(Stored items from a collection)
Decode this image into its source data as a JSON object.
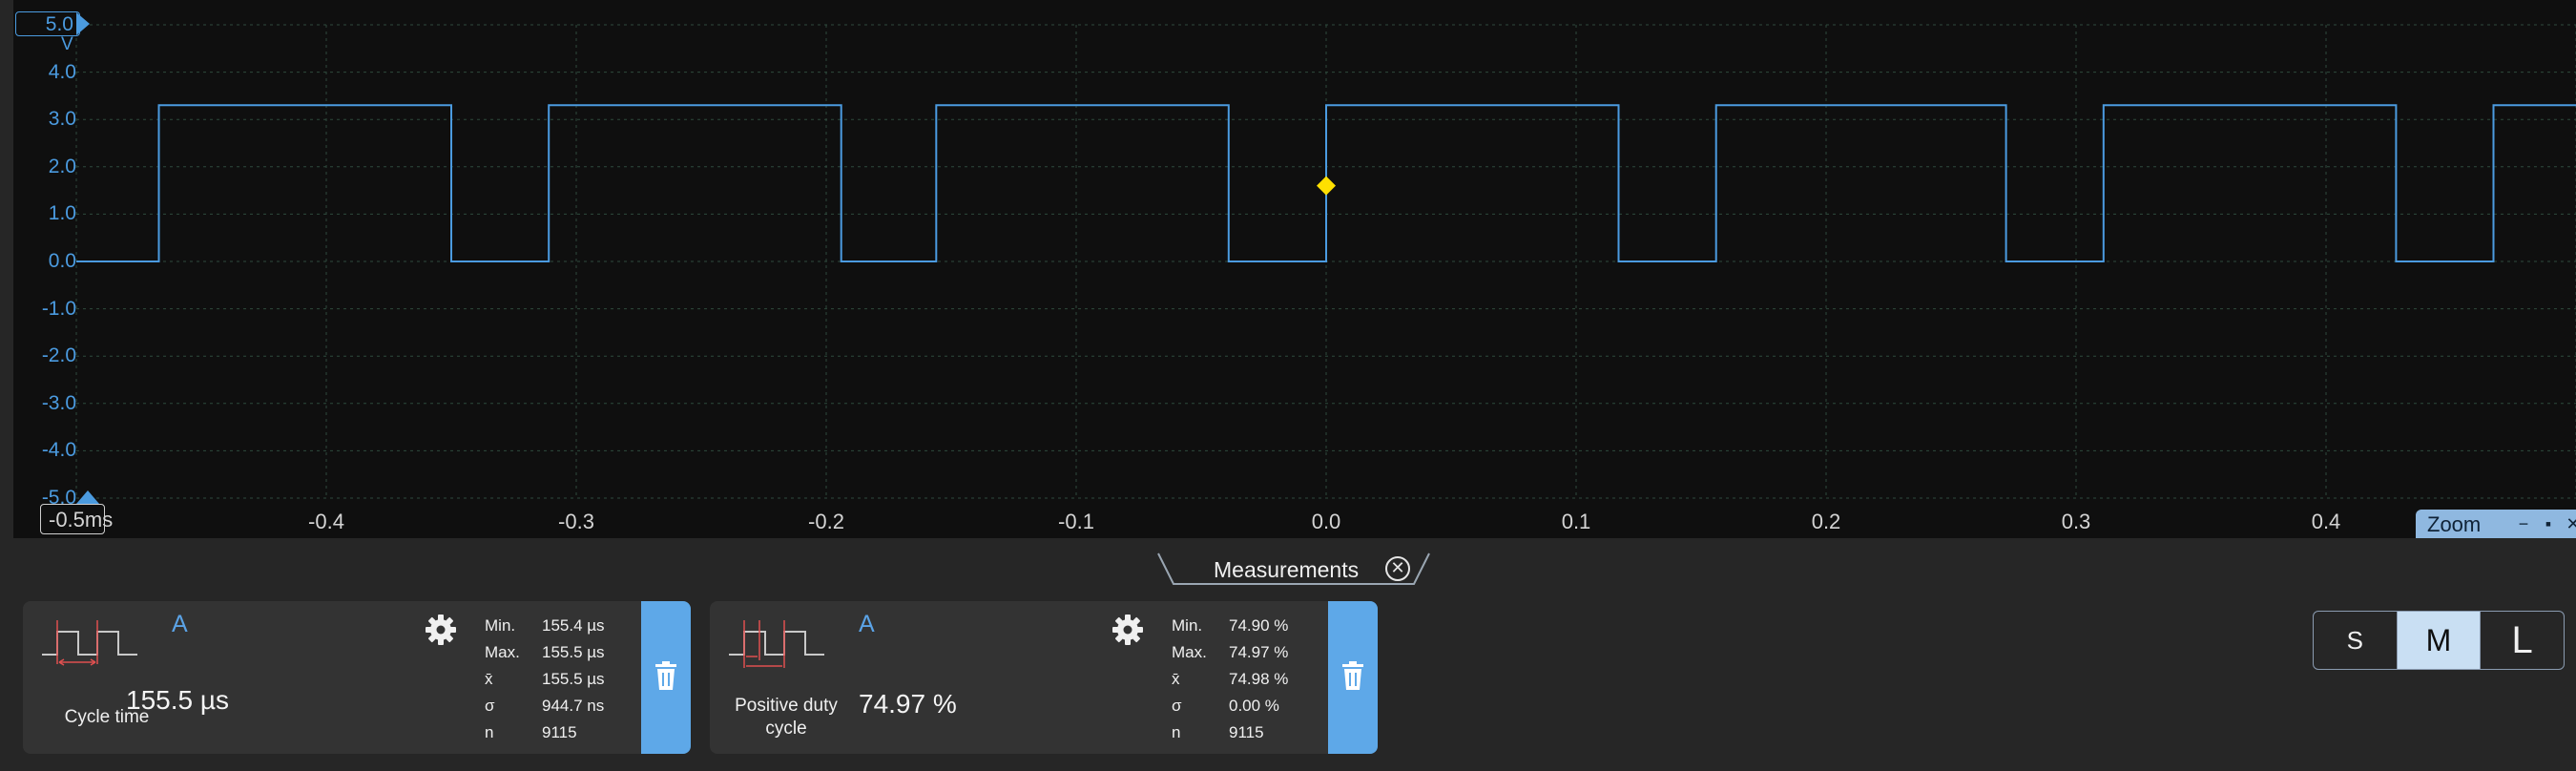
{
  "scope": {
    "y_box": "5.0",
    "y_unit": "V",
    "y_ticks": [
      "4.0",
      "3.0",
      "2.0",
      "1.0",
      "0.0",
      "-1.0",
      "-2.0",
      "-3.0",
      "-4.0",
      "-5.0"
    ],
    "x_box": "-0.5ms",
    "x_ticks": [
      "-0.4",
      "-0.3",
      "-0.2",
      "-0.1",
      "0.0",
      "0.1",
      "0.2",
      "0.3",
      "0.4"
    ],
    "zoom_label": "Zoom",
    "zoom_buttons": [
      "−",
      "▪",
      "✕"
    ],
    "colors": {
      "trace": "#4b9be0",
      "grid": "#2f4a3d",
      "trigger": "#ffe000",
      "background": "#0f0f0f"
    }
  },
  "chart_data": {
    "type": "line",
    "title": "",
    "xlabel": "ms",
    "ylabel": "V",
    "xlim": [
      -0.5,
      0.5
    ],
    "ylim": [
      -5.0,
      5.0
    ],
    "grid": true,
    "series": [
      {
        "x": [
          -0.5,
          -0.467,
          -0.467,
          -0.35,
          -0.35,
          -0.311,
          -0.311,
          -0.194,
          -0.194,
          -0.156,
          -0.156,
          -0.039,
          -0.039,
          0.0,
          0.0,
          0.117,
          0.117,
          0.156,
          0.156,
          0.272,
          0.272,
          0.311,
          0.311,
          0.428,
          0.428,
          0.467,
          0.467,
          0.5
        ],
        "y": [
          0,
          0,
          3.3,
          3.3,
          0,
          0,
          3.3,
          3.3,
          0,
          0,
          3.3,
          3.3,
          0,
          0,
          3.3,
          3.3,
          0,
          0,
          3.3,
          3.3,
          0,
          0,
          3.3,
          3.3,
          0,
          0,
          3.3,
          3.3
        ]
      }
    ],
    "trigger": {
      "x": 0.0,
      "y": 1.6
    }
  },
  "measurements": {
    "tab_label": "Measurements",
    "close_icon": "close-circle-icon",
    "cards": [
      {
        "channel": "A",
        "name": "Cycle time",
        "value": "155.5 µs",
        "stats": [
          {
            "k": "Min.",
            "v": "155.4 µs"
          },
          {
            "k": "Max.",
            "v": "155.5 µs"
          },
          {
            "k": "x̄",
            "v": "155.5 µs"
          },
          {
            "k": "σ",
            "v": "944.7 ns"
          },
          {
            "k": "n",
            "v": "9115"
          }
        ]
      },
      {
        "channel": "A",
        "name": "Positive duty cycle",
        "value": "74.97 %",
        "stats": [
          {
            "k": "Min.",
            "v": "74.90 %"
          },
          {
            "k": "Max.",
            "v": "74.97 %"
          },
          {
            "k": "x̄",
            "v": "74.98 %"
          },
          {
            "k": "σ",
            "v": "0.00 %"
          },
          {
            "k": "n",
            "v": "9115"
          }
        ]
      }
    ]
  },
  "size_buttons": [
    {
      "label": "S",
      "active": false
    },
    {
      "label": "M",
      "active": true
    },
    {
      "label": "L",
      "active": false
    }
  ]
}
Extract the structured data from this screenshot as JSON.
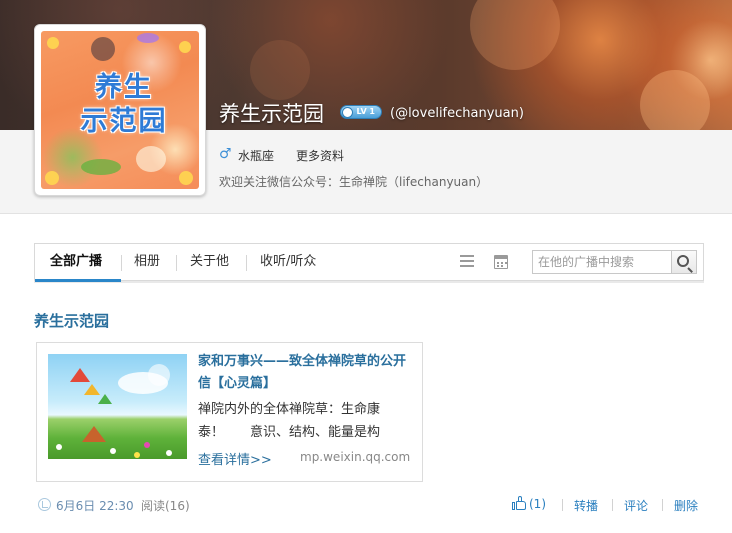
{
  "profile": {
    "name": "养生示范园",
    "level_badge": "LV 1",
    "handle": "(@lovelifechanyuan)",
    "zodiac": "水瓶座",
    "more_info": "更多资料",
    "bio": "欢迎关注微信公众号：生命禅院（lifechanyuan）",
    "avatar_text_line1": "养生",
    "avatar_text_line2": "示范园"
  },
  "icons": {
    "gender": "male-icon",
    "level": "level-badge-icon",
    "list_view": "list-view-icon",
    "calendar": "calendar-icon",
    "search": "search-icon",
    "like": "thumbs-up-icon",
    "time": "clock-icon"
  },
  "tabs": [
    {
      "label": "全部广播",
      "active": true
    },
    {
      "label": "相册",
      "active": false
    },
    {
      "label": "关于他",
      "active": false
    },
    {
      "label": "收听/听众",
      "active": false
    }
  ],
  "search": {
    "placeholder": "在他的广播中搜索"
  },
  "feed": {
    "author": "养生示范园",
    "card": {
      "title": "家和万事兴——致全体禅院草的公开信【心灵篇】",
      "excerpt": "禅院内外的全体禅院草：生命康泰！　　意识、结构、能量是构",
      "link": "查看详情>>",
      "source": "mp.weixin.qq.com"
    },
    "meta": {
      "time": "6月6日 22:30",
      "reads": "阅读(16)"
    },
    "actions": {
      "like_count": "(1)",
      "repost": "转播",
      "comment": "评论",
      "delete": "删除"
    }
  },
  "colors": {
    "link": "#2a6f9d",
    "accent": "#2a86c9",
    "avatar_bg": "#f38a52",
    "avatar_text": "#2f7bd6"
  }
}
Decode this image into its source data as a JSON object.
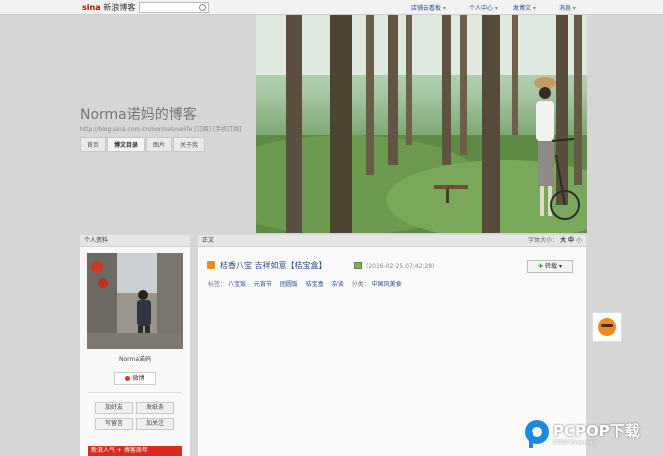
{
  "topbar": {
    "logo": "sina",
    "logo_sub": "新浪博客",
    "search_placeholder": "",
    "nav": [
      {
        "label": "店铺云看板"
      },
      {
        "label": "个人中心"
      },
      {
        "label": "发博文"
      },
      {
        "label": "消息"
      }
    ]
  },
  "header": {
    "blog_title": "Norma诺妈的博客",
    "blog_url": "http://blog.sina.com.cn/normalovelife  [订阅] [手机订阅]",
    "nav": [
      {
        "label": "首页"
      },
      {
        "label": "博文目录"
      },
      {
        "label": "图片"
      },
      {
        "label": "关于我"
      }
    ]
  },
  "sidebar": {
    "title": "个人资料",
    "profile_name": "Norma诺妈",
    "weibo": "微博",
    "buttons": [
      "加好友",
      "发纸条",
      "写留言",
      "加关注"
    ],
    "banner": "新浪人气 + 博客周年"
  },
  "main": {
    "title": "正文",
    "font_size_label": "字体大小：",
    "font_sizes": [
      "大",
      "中",
      "小"
    ],
    "post": {
      "title": "桔香八宝 吉祥如意【桔宝盒】",
      "time": "(2016-02-25 07:42:28)",
      "share_label": "转载",
      "tags_label": "标签：",
      "tags": [
        "八宝饭",
        "元宵节",
        "团圆饭",
        "桔宝盒",
        "杂谈"
      ],
      "category_label": "分类：",
      "category": "中国风美食"
    }
  },
  "watermark": {
    "brand": "PCPOP下载",
    "sub": "PCPOP Download"
  },
  "colors": {
    "link": "#2b4a8c",
    "accent": "#f08a1a",
    "brand_red": "#d92a1c"
  }
}
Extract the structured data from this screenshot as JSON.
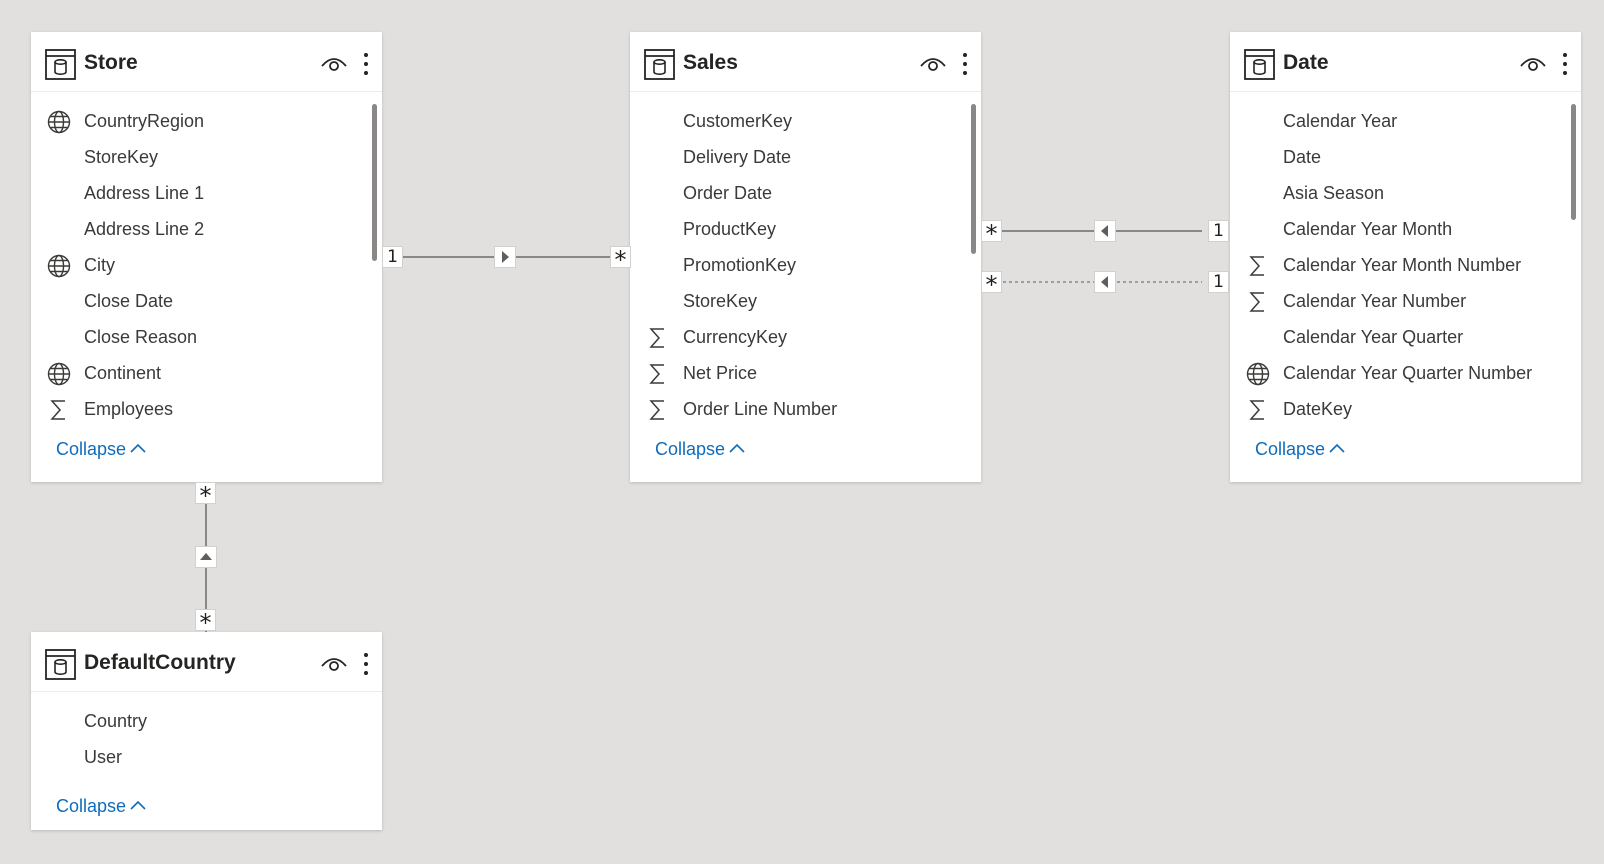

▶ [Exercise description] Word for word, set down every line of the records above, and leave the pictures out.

▶ [Solution for this task]
Decode this image into its source data as a JSON object.
{
  "scope": {
    "y_box": "5.0",
    "y_unit": "V",
    "y_ticks": [
      "4.0",
      "3.0",
      "2.0",
      "1.0",
      "0.0",
      "-1.0",
      "-2.0",
      "-3.0",
      "-4.0",
      "-5.0"
    ],
    "x_box": "-0.5ms",
    "x_ticks": [
      "-0.4",
      "-0.3",
      "-0.2",
      "-0.1",
      "0.0",
      "0.1",
      "0.2",
      "0.3",
      "0.4"
    ],
    "zoom_label": "Zoom",
    "zoom_buttons": [
      "−",
      "▪",
      "✕"
    ],
    "colors": {
      "trace": "#4b9be0",
      "grid": "#2f4a3d",
      "trigger": "#ffe000",
      "background": "#0f0f0f"
    }
  },
  "chart_data": {
    "type": "line",
    "title": "",
    "xlabel": "ms",
    "ylabel": "V",
    "xlim": [
      -0.5,
      0.5
    ],
    "ylim": [
      -5.0,
      5.0
    ],
    "grid": true,
    "series": [
      {
        "x": [
          -0.5,
          -0.467,
          -0.467,
          -0.35,
          -0.35,
          -0.311,
          -0.311,
          -0.194,
          -0.194,
          -0.156,
          -0.156,
          -0.039,
          -0.039,
          0.0,
          0.0,
          0.117,
          0.117,
          0.156,
          0.156,
          0.272,
          0.272,
          0.311,
          0.311,
          0.428,
          0.428,
          0.467,
          0.467,
          0.5
        ],
        "y": [
          0,
          0,
          3.3,
          3.3,
          0,
          0,
          3.3,
          3.3,
          0,
          0,
          3.3,
          3.3,
          0,
          0,
          3.3,
          3.3,
          0,
          0,
          3.3,
          3.3,
          0,
          0,
          3.3,
          3.3,
          0,
          0,
          3.3,
          3.3
        ]
      }
    ],
    "trigger": {
      "x": 0.0,
      "y": 1.6
    }
  },
  "measurements": {
    "tab_label": "Measurements",
    "close_icon": "close-circle-icon",
    "cards": [
      {
        "channel": "A",
        "name": "Cycle time",
        "value": "155.5 µs",
        "stats": [
          {
            "k": "Min.",
            "v": "155.4 µs"
          },
          {
            "k": "Max.",
            "v": "155.5 µs"
          },
          {
            "k": "x̄",
            "v": "155.5 µs"
          },
          {
            "k": "σ",
            "v": "944.7 ns"
          },
          {
            "k": "n",
            "v": "9115"
          }
        ]
      },
      {
        "channel": "A",
        "name": "Positive duty cycle",
        "value": "74.97 %",
        "stats": [
          {
            "k": "Min.",
            "v": "74.90 %"
          },
          {
            "k": "Max.",
            "v": "74.97 %"
          },
          {
            "k": "x̄",
            "v": "74.98 %"
          },
          {
            "k": "σ",
            "v": "0.00 %"
          },
          {
            "k": "n",
            "v": "9115"
          }
        ]
      }
    ]
  },
  "size_buttons": [
    {
      "label": "S",
      "active": false
    },
    {
      "label": "M",
      "active": true
    },
    {
      "label": "L",
      "active": false
    }
  ]
}
Extract the structured data from this screenshot as JSON.
{
  "profile": {
    "name": "养生示范园",
    "level_badge": "LV 1",
    "handle": "(@lovelifechanyuan)",
    "zodiac": "水瓶座",
    "more_info": "更多资料",
    "bio": "欢迎关注微信公众号：生命禅院（lifechanyuan）",
    "avatar_text_line1": "养生",
    "avatar_text_line2": "示范园"
  },
  "icons": {
    "gender": "male-icon",
    "level": "level-badge-icon",
    "list_view": "list-view-icon",
    "calendar": "calendar-icon",
    "search": "search-icon",
    "like": "thumbs-up-icon",
    "time": "clock-icon"
  },
  "tabs": [
    {
      "label": "全部广播",
      "active": true
    },
    {
      "label": "相册",
      "active": false
    },
    {
      "label": "关于他",
      "active": false
    },
    {
      "label": "收听/听众",
      "active": false
    }
  ],
  "search": {
    "placeholder": "在他的广播中搜索"
  },
  "feed": {
    "author": "养生示范园",
    "card": {
      "title": "家和万事兴——致全体禅院草的公开信【心灵篇】",
      "excerpt": "禅院内外的全体禅院草：生命康泰！　　意识、结构、能量是构",
      "link": "查看详情>>",
      "source": "mp.weixin.qq.com"
    },
    "meta": {
      "time": "6月6日 22:30",
      "reads": "阅读(16)"
    },
    "actions": {
      "like_count": "(1)",
      "repost": "转播",
      "comment": "评论",
      "delete": "删除"
    }
  },
  "colors": {
    "link": "#2a6f9d",
    "accent": "#2a86c9",
    "avatar_bg": "#f38a52",
    "avatar_text": "#2f7bd6"
  }
}
Decode this image into its source data as a JSON object.
{
  "topbar": {
    "logo": "sina",
    "logo_sub": "新浪博客",
    "search_placeholder": "",
    "nav": [
      {
        "label": "店铺云看板"
      },
      {
        "label": "个人中心"
      },
      {
        "label": "发博文"
      },
      {
        "label": "消息"
      }
    ]
  },
  "header": {
    "blog_title": "Norma诺妈的博客",
    "blog_url": "http://blog.sina.com.cn/normalovelife  [订阅] [手机订阅]",
    "nav": [
      {
        "label": "首页"
      },
      {
        "label": "博文目录"
      },
      {
        "label": "图片"
      },
      {
        "label": "关于我"
      }
    ]
  },
  "sidebar": {
    "title": "个人资料",
    "profile_name": "Norma诺妈",
    "weibo": "微博",
    "buttons": [
      "加好友",
      "发纸条",
      "写留言",
      "加关注"
    ],
    "banner": "新浪人气 + 博客周年"
  },
  "main": {
    "title": "正文",
    "font_size_label": "字体大小：",
    "font_sizes": [
      "大",
      "中",
      "小"
    ],
    "post": {
      "title": "桔香八宝 吉祥如意【桔宝盒】",
      "time": "(2016-02-25 07:42:28)",
      "share_label": "转载",
      "tags_label": "标签：",
      "tags": [
        "八宝饭",
        "元宵节",
        "团圆饭",
        "桔宝盒",
        "杂谈"
      ],
      "category_label": "分类：",
      "category": "中国风美食"
    }
  },
  "watermark": {
    "brand": "PCPOP下载",
    "sub": "PCPOP Download"
  },
  "colors": {
    "link": "#2b4a8c",
    "accent": "#f08a1a",
    "brand_red": "#d92a1c"
  }
}
Extract the structured data from this screenshot as JSON.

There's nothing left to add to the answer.